# WHAT TO DO:
The records that follow are to be repeated exactly, without any pictures.

# PROVIDED MATERIAL:
= = = =
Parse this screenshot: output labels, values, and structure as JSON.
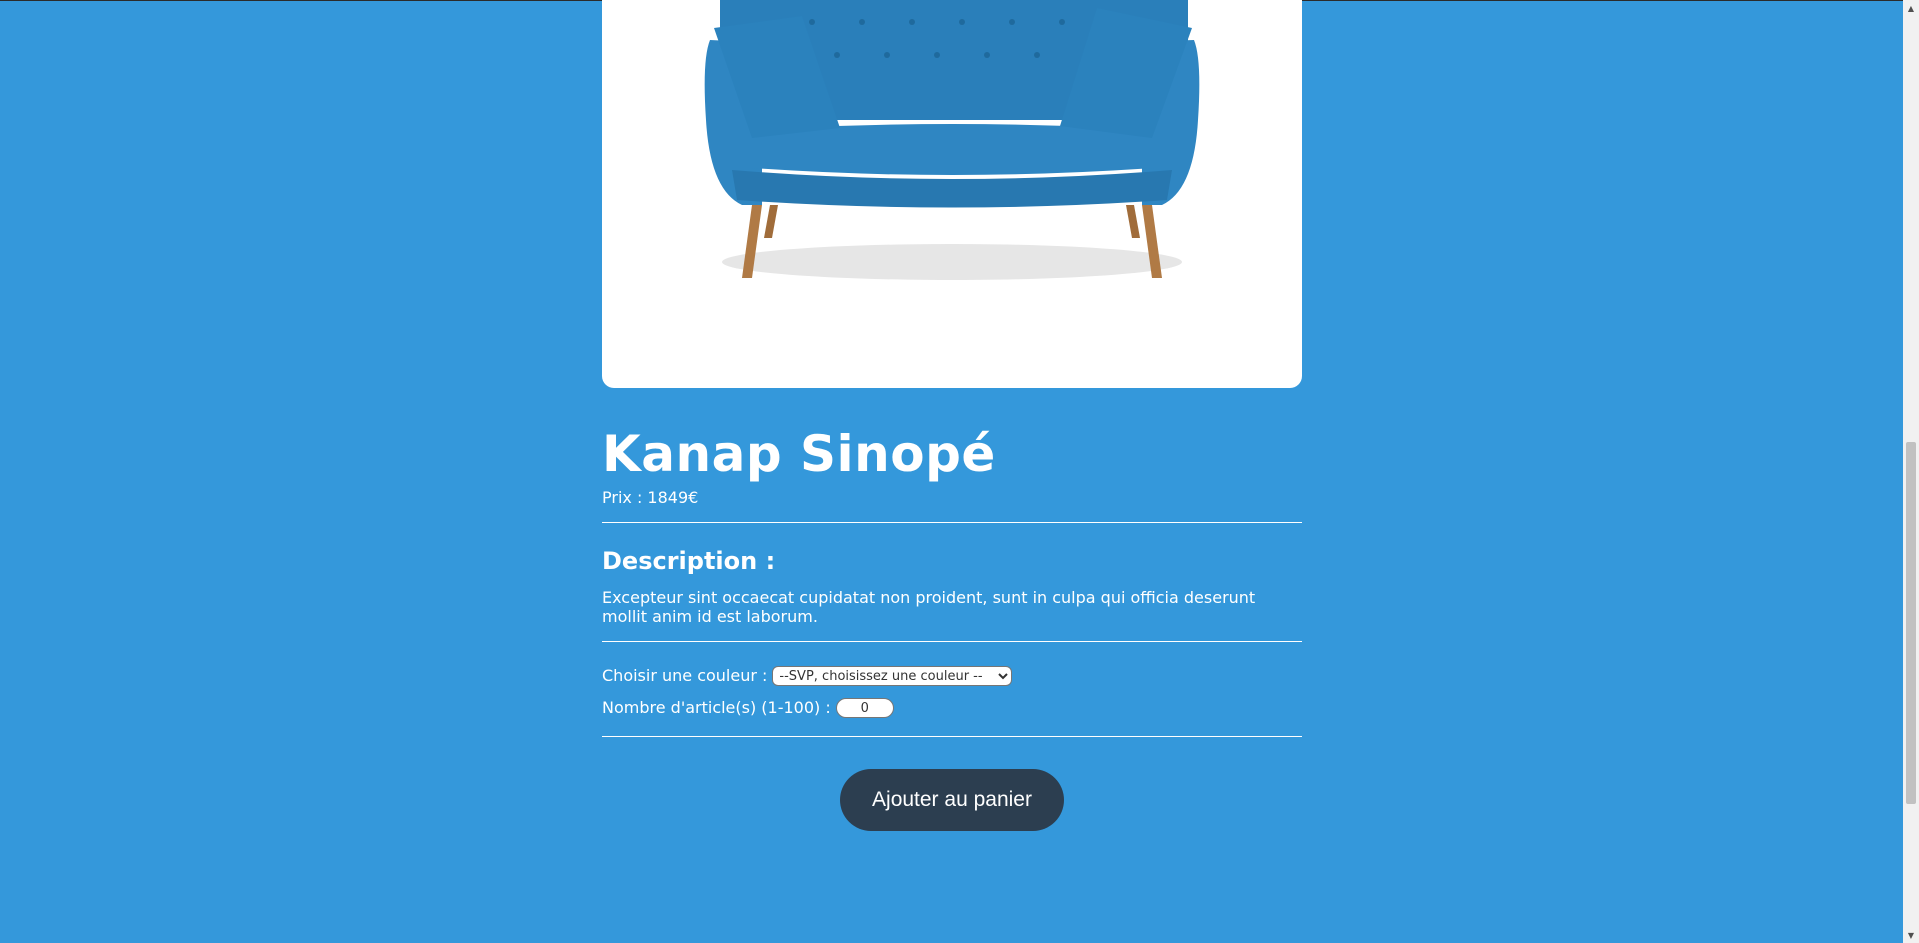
{
  "product": {
    "name": "Kanap Sinopé",
    "price_label": "Prix : ",
    "price_value": "1849",
    "currency": "€"
  },
  "description": {
    "title": "Description :",
    "text": "Excepteur sint occaecat cupidatat non proident, sunt in culpa qui officia deserunt mollit anim id est laborum."
  },
  "options": {
    "color_label": "Choisir une couleur :",
    "color_selected": "--SVP, choisissez une couleur --",
    "quantity_label": "Nombre d'article(s) (1-100) :",
    "quantity_value": "0"
  },
  "actions": {
    "add_to_cart": "Ajouter au panier"
  },
  "theme": {
    "background": "#3498db",
    "button": "#2c3e50",
    "sofa": "#2f86c2"
  },
  "icons": {
    "scroll_up": "arrow-up-icon",
    "scroll_down": "arrow-down-icon"
  }
}
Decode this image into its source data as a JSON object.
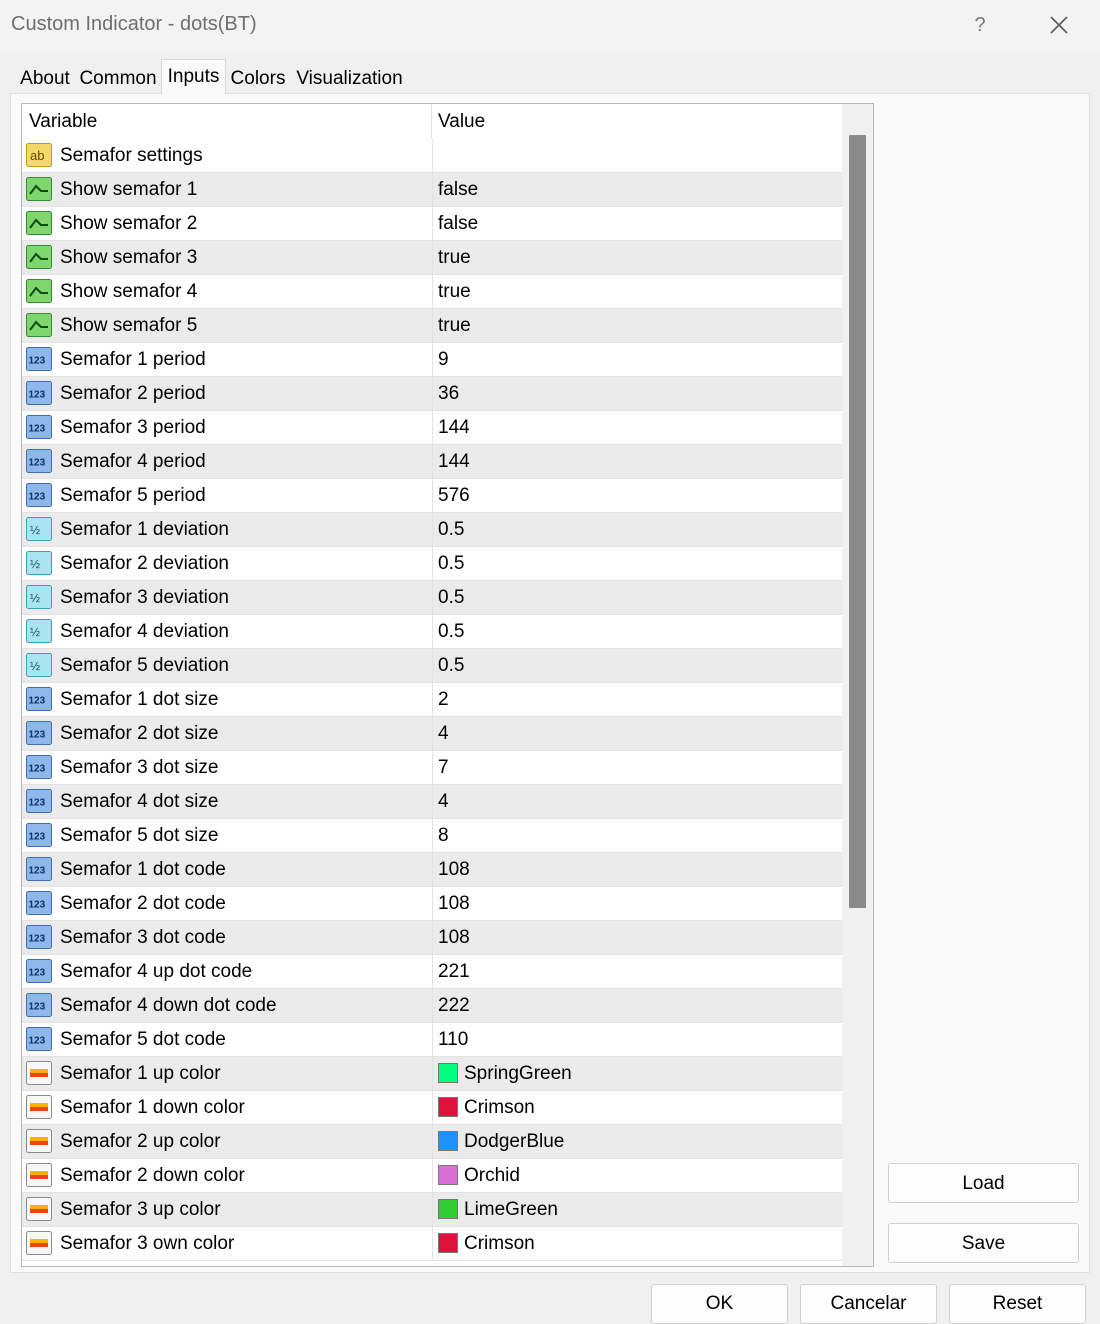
{
  "window": {
    "title": "Custom Indicator - dots(BT)",
    "help": "?"
  },
  "tabs": [
    {
      "label": "About"
    },
    {
      "label": "Common"
    },
    {
      "label": "Inputs"
    },
    {
      "label": "Colors"
    },
    {
      "label": "Visualization"
    }
  ],
  "active_tab": "Inputs",
  "grid": {
    "headers": {
      "variable": "Variable",
      "value": "Value"
    },
    "rows": [
      {
        "icon": "text-ab-icon",
        "name": "Semafor settings",
        "value": ""
      },
      {
        "icon": "boolean-icon",
        "name": "Show semafor 1",
        "value": "false"
      },
      {
        "icon": "boolean-icon",
        "name": "Show semafor 2",
        "value": "false"
      },
      {
        "icon": "boolean-icon",
        "name": "Show semafor 3",
        "value": "true"
      },
      {
        "icon": "boolean-icon",
        "name": "Show semafor 4",
        "value": "true"
      },
      {
        "icon": "boolean-icon",
        "name": "Show semafor 5",
        "value": "true"
      },
      {
        "icon": "integer-icon",
        "name": "Semafor 1 period",
        "value": "9"
      },
      {
        "icon": "integer-icon",
        "name": "Semafor 2 period",
        "value": "36"
      },
      {
        "icon": "integer-icon",
        "name": "Semafor 3 period",
        "value": "144"
      },
      {
        "icon": "integer-icon",
        "name": "Semafor 4 period",
        "value": "144"
      },
      {
        "icon": "integer-icon",
        "name": "Semafor 5 period",
        "value": "576"
      },
      {
        "icon": "double-icon",
        "name": "Semafor 1 deviation",
        "value": "0.5"
      },
      {
        "icon": "double-icon",
        "name": "Semafor 2 deviation",
        "value": "0.5"
      },
      {
        "icon": "double-icon",
        "name": "Semafor 3 deviation",
        "value": "0.5"
      },
      {
        "icon": "double-icon",
        "name": "Semafor 4 deviation",
        "value": "0.5"
      },
      {
        "icon": "double-icon",
        "name": "Semafor 5 deviation",
        "value": "0.5"
      },
      {
        "icon": "integer-icon",
        "name": "Semafor 1 dot size",
        "value": "2"
      },
      {
        "icon": "integer-icon",
        "name": "Semafor 2 dot size",
        "value": "4"
      },
      {
        "icon": "integer-icon",
        "name": "Semafor 3 dot size",
        "value": "7"
      },
      {
        "icon": "integer-icon",
        "name": "Semafor 4 dot size",
        "value": "4"
      },
      {
        "icon": "integer-icon",
        "name": "Semafor 5 dot size",
        "value": "8"
      },
      {
        "icon": "integer-icon",
        "name": "Semafor 1 dot code",
        "value": "108"
      },
      {
        "icon": "integer-icon",
        "name": "Semafor 2 dot code",
        "value": "108"
      },
      {
        "icon": "integer-icon",
        "name": "Semafor 3 dot code",
        "value": "108"
      },
      {
        "icon": "integer-icon",
        "name": "Semafor 4 up dot code",
        "value": "221"
      },
      {
        "icon": "integer-icon",
        "name": "Semafor 4 down dot code",
        "value": "222"
      },
      {
        "icon": "integer-icon",
        "name": "Semafor 5 dot code",
        "value": "110"
      },
      {
        "icon": "color-icon",
        "name": "Semafor 1 up color",
        "value": "SpringGreen",
        "swatch": "#00ff7f"
      },
      {
        "icon": "color-icon",
        "name": "Semafor 1 down color",
        "value": "Crimson",
        "swatch": "#dc143c"
      },
      {
        "icon": "color-icon",
        "name": "Semafor 2 up color",
        "value": "DodgerBlue",
        "swatch": "#1e90ff"
      },
      {
        "icon": "color-icon",
        "name": "Semafor 2 down color",
        "value": "Orchid",
        "swatch": "#da70d6"
      },
      {
        "icon": "color-icon",
        "name": "Semafor 3 up color",
        "value": "LimeGreen",
        "swatch": "#32cd32"
      },
      {
        "icon": "color-icon",
        "name": "Semafor 3 own color",
        "value": "Crimson",
        "swatch": "#dc143c"
      }
    ]
  },
  "side_buttons": {
    "load": "Load",
    "save": "Save"
  },
  "footer": {
    "ok": "OK",
    "cancel": "Cancelar",
    "reset": "Reset"
  }
}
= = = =
# ANSWER TO THIS PROBLEM:
Parse this screenshot: output labels, values, and structure as JSON.
{
  "product": {
    "name": "Kanap Sinopé",
    "price_label": "Prix : ",
    "price_value": "1849",
    "currency": "€"
  },
  "description": {
    "title": "Description :",
    "text": "Excepteur sint occaecat cupidatat non proident, sunt in culpa qui officia deserunt mollit anim id est laborum."
  },
  "options": {
    "color_label": "Choisir une couleur :",
    "color_selected": "--SVP, choisissez une couleur --",
    "quantity_label": "Nombre d'article(s) (1-100) :",
    "quantity_value": "0"
  },
  "actions": {
    "add_to_cart": "Ajouter au panier"
  },
  "theme": {
    "background": "#3498db",
    "button": "#2c3e50",
    "sofa": "#2f86c2"
  },
  "icons": {
    "scroll_up": "arrow-up-icon",
    "scroll_down": "arrow-down-icon"
  }
}
Decode this image into its source data as a JSON object.
{
  "window": {
    "title": "Custom Indicator - dots(BT)",
    "help": "?"
  },
  "tabs": [
    {
      "label": "About"
    },
    {
      "label": "Common"
    },
    {
      "label": "Inputs"
    },
    {
      "label": "Colors"
    },
    {
      "label": "Visualization"
    }
  ],
  "active_tab": "Inputs",
  "grid": {
    "headers": {
      "variable": "Variable",
      "value": "Value"
    },
    "rows": [
      {
        "icon": "text-ab-icon",
        "name": "Semafor settings",
        "value": ""
      },
      {
        "icon": "boolean-icon",
        "name": "Show semafor 1",
        "value": "false"
      },
      {
        "icon": "boolean-icon",
        "name": "Show semafor 2",
        "value": "false"
      },
      {
        "icon": "boolean-icon",
        "name": "Show semafor 3",
        "value": "true"
      },
      {
        "icon": "boolean-icon",
        "name": "Show semafor 4",
        "value": "true"
      },
      {
        "icon": "boolean-icon",
        "name": "Show semafor 5",
        "value": "true"
      },
      {
        "icon": "integer-icon",
        "name": "Semafor 1 period",
        "value": "9"
      },
      {
        "icon": "integer-icon",
        "name": "Semafor 2 period",
        "value": "36"
      },
      {
        "icon": "integer-icon",
        "name": "Semafor 3 period",
        "value": "144"
      },
      {
        "icon": "integer-icon",
        "name": "Semafor 4 period",
        "value": "144"
      },
      {
        "icon": "integer-icon",
        "name": "Semafor 5 period",
        "value": "576"
      },
      {
        "icon": "double-icon",
        "name": "Semafor 1 deviation",
        "value": "0.5"
      },
      {
        "icon": "double-icon",
        "name": "Semafor 2 deviation",
        "value": "0.5"
      },
      {
        "icon": "double-icon",
        "name": "Semafor 3 deviation",
        "value": "0.5"
      },
      {
        "icon": "double-icon",
        "name": "Semafor 4 deviation",
        "value": "0.5"
      },
      {
        "icon": "double-icon",
        "name": "Semafor 5 deviation",
        "value": "0.5"
      },
      {
        "icon": "integer-icon",
        "name": "Semafor 1 dot size",
        "value": "2"
      },
      {
        "icon": "integer-icon",
        "name": "Semafor 2 dot size",
        "value": "4"
      },
      {
        "icon": "integer-icon",
        "name": "Semafor 3 dot size",
        "value": "7"
      },
      {
        "icon": "integer-icon",
        "name": "Semafor 4 dot size",
        "value": "4"
      },
      {
        "icon": "integer-icon",
        "name": "Semafor 5 dot size",
        "value": "8"
      },
      {
        "icon": "integer-icon",
        "name": "Semafor 1 dot code",
        "value": "108"
      },
      {
        "icon": "integer-icon",
        "name": "Semafor 2 dot code",
        "value": "108"
      },
      {
        "icon": "integer-icon",
        "name": "Semafor 3 dot code",
        "value": "108"
      },
      {
        "icon": "integer-icon",
        "name": "Semafor 4 up dot code",
        "value": "221"
      },
      {
        "icon": "integer-icon",
        "name": "Semafor 4 down dot code",
        "value": "222"
      },
      {
        "icon": "integer-icon",
        "name": "Semafor 5 dot code",
        "value": "110"
      },
      {
        "icon": "color-icon",
        "name": "Semafor 1 up color",
        "value": "SpringGreen",
        "swatch": "#00ff7f"
      },
      {
        "icon": "color-icon",
        "name": "Semafor 1 down color",
        "value": "Crimson",
        "swatch": "#dc143c"
      },
      {
        "icon": "color-icon",
        "name": "Semafor 2 up color",
        "value": "DodgerBlue",
        "swatch": "#1e90ff"
      },
      {
        "icon": "color-icon",
        "name": "Semafor 2 down color",
        "value": "Orchid",
        "swatch": "#da70d6"
      },
      {
        "icon": "color-icon",
        "name": "Semafor 3 up color",
        "value": "LimeGreen",
        "swatch": "#32cd32"
      },
      {
        "icon": "color-icon",
        "name": "Semafor 3 own color",
        "value": "Crimson",
        "swatch": "#dc143c"
      }
    ]
  },
  "side_buttons": {
    "load": "Load",
    "save": "Save"
  },
  "footer": {
    "ok": "OK",
    "cancel": "Cancelar",
    "reset": "Reset"
  }
}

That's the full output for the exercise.